7 Team Building Activities to Help Climb the Lencioni Trust Pyramid
If you run a business or any semblance of a team, buy and read The Five Dysfunctions of a Team by Patrick Lencioni. Today. Now if possible.
Trust is the foundation of all highly functional teams. In his book, Lencioni takes a reverse approach to show how an absence of any aspects of his pyramid, starting with an absence of trust, leads to an inattention to results.
The football quarterback must trust that his receiver is running the right route, since he must often release the ball into open space far before the receiver gets there. The NASCAR driver must trust that his pit crew that his wheels don’t fall off mid-lap. The employee who trusts his leader will be more open and honest about his concerns and actions.
It all starts with trust.
For the purposes of this article, we are going to address vulnerability-based trust, which is a much deeper confidence that you can be vulnerable with your teammates. This type of trust allows you take risks, ask for help, admit mistakes, or confront other team members without fear of retribution or resentment.
Some of the best exercises is about self-awareness and communication and are most visibly exhibited through a tool called the Johari Window:
The Johari Window has four “panes” of awareness cross-referencing things you do and don’t know about yourself with things others may or may not know about you. The goal for these exercises is to move items from your Blind Spot and your Hidden area into the open window on the top left.
Here are 7 sample exercises you can use to help build team trust:
Personal History Exercise Purpose: To move items from your Hidden area to the Open window. Activity: Have each team member answer 5 questions about their personal lives. Sample questions include your hometown, first job, worst job, number of siblings, greatest fear, or something that nobody else knows about you. Each person will share this publicly with the rest of the team (leaders included). This is a great way to start a team building day.
One Thing Purpose: To move items from your Blind Spot into the Open window. Activity: Have each team member write down the most admirable trait for each of the other people on the team. Go around the room person-to-person and have each person reveal that trait to the selected individual. Next, have each team member write down the ONE THING each person has to START or STOP doing for the good of the team. Follow the same process, person-to-person, having the other team members reveal that one thing. Lastly, have each individual make their “one thing” commitment for that year based on feedback from the team. Have each member review their “one thing” quarterly to see how they are progressing. You should conduct this activity annually.
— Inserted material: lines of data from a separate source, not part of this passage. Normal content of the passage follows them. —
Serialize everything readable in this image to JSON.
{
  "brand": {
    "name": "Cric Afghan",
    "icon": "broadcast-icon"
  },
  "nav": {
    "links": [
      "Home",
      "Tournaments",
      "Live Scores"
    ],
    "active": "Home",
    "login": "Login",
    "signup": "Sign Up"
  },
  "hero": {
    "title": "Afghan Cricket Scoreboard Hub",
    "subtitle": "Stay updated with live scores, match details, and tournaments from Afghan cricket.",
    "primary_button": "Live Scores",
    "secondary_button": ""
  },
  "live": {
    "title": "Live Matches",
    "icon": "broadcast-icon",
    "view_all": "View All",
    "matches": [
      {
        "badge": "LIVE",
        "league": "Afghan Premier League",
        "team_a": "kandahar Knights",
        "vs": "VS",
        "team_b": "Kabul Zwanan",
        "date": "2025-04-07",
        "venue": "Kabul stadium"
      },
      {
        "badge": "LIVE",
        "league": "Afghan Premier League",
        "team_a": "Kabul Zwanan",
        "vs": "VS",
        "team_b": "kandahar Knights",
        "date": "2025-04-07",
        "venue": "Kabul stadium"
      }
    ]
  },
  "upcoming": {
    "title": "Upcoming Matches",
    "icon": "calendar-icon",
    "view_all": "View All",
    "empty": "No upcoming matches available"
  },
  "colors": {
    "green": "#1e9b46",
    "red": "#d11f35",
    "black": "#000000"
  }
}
What Makes You Tick Purpose: To move items from multiple windows into the Open window and improve team communication so team members approach each other differently to succeed in work and personal interaction. Activity: Have each team member complete a DISC and Driving Forces profile assessment. Bring in a trainer to review what the assessment means and the best way to communicate with different personality styles. The trainer will run through exercises helping explain personality traits, strengths, weaknesses, and a plan on how potential clashes can be alleviated. One additional idea is to post the DISC profile graph in a visible place (i.e. outside each person’s cube) to make it easier for others to communicate with them.
Three Truths and a Lie Purpose: To move items from the Hidden area to the Open window Activity: Each team member should write down on 4 pieces of paper three truths and one lie about themselves. The lie should be somewhat believable. Go around the group and, one at a time, have each member read the truths and lie in a random order. Once they are done, the rest of the group should discuss as a team and try to uncover the lie. This one is often a lot of fun!
Blind Drawing Purpose: To focus on communication and interpretation of instructions. Activity: Divide team into groups of two with each member of the team sitting back-to-back. One person should have a picture (i.e. and elephant standing on a ball) and the other should have a pencil and paper. The person with the picture provides instructions to the one drawing using only adjectives and directions (i.e. you cannot tell the person to “draw and elephant on a ball”).
Perfect Square Purpose: To focus on communication and leadership styles. Activity: Gather your team in a circle and have them sit down. Provide blindfolds. Provide the group with a long piece of rope tied together at the end. Instruct them to form a perfect square without removing the blindfolds. You can vary the difficulty by randomly instructing a team member not to speak, or let them come up with a plan ahead of time before the blindfolds are put on, but then once the blindfolds are on nobody can speak, etc… You uncover several different leadership styles with this activity.
Problem Family Tree Purpose: Self-Discovery and a means to see how often seemingly small issues, when combined with other seemingly small issues, can create larger problems. Activity: On a piece of paper, instruct each team member to write down a specific major problem they have at work. Make sure it is not directed at a specific person, but rather a procedure, product, or non-human problem they believe exists. Below that, have them wrote down two things they think cause that problem (again, making sure to not mention specific people). Draw a line from those ideas to the main problem much like a family tree. Continue this process as far down the “tree” as they can go. Discuss the results as a group.
These are just a few of hundreds of possible activities you can use with your team to open up communication and build trust. Run trust-building exercises on a regular basis and incorporate other social events outside of the work environment.
Trust Building is part of the EOS process and can also be done separately with training, assessments, and other exercises.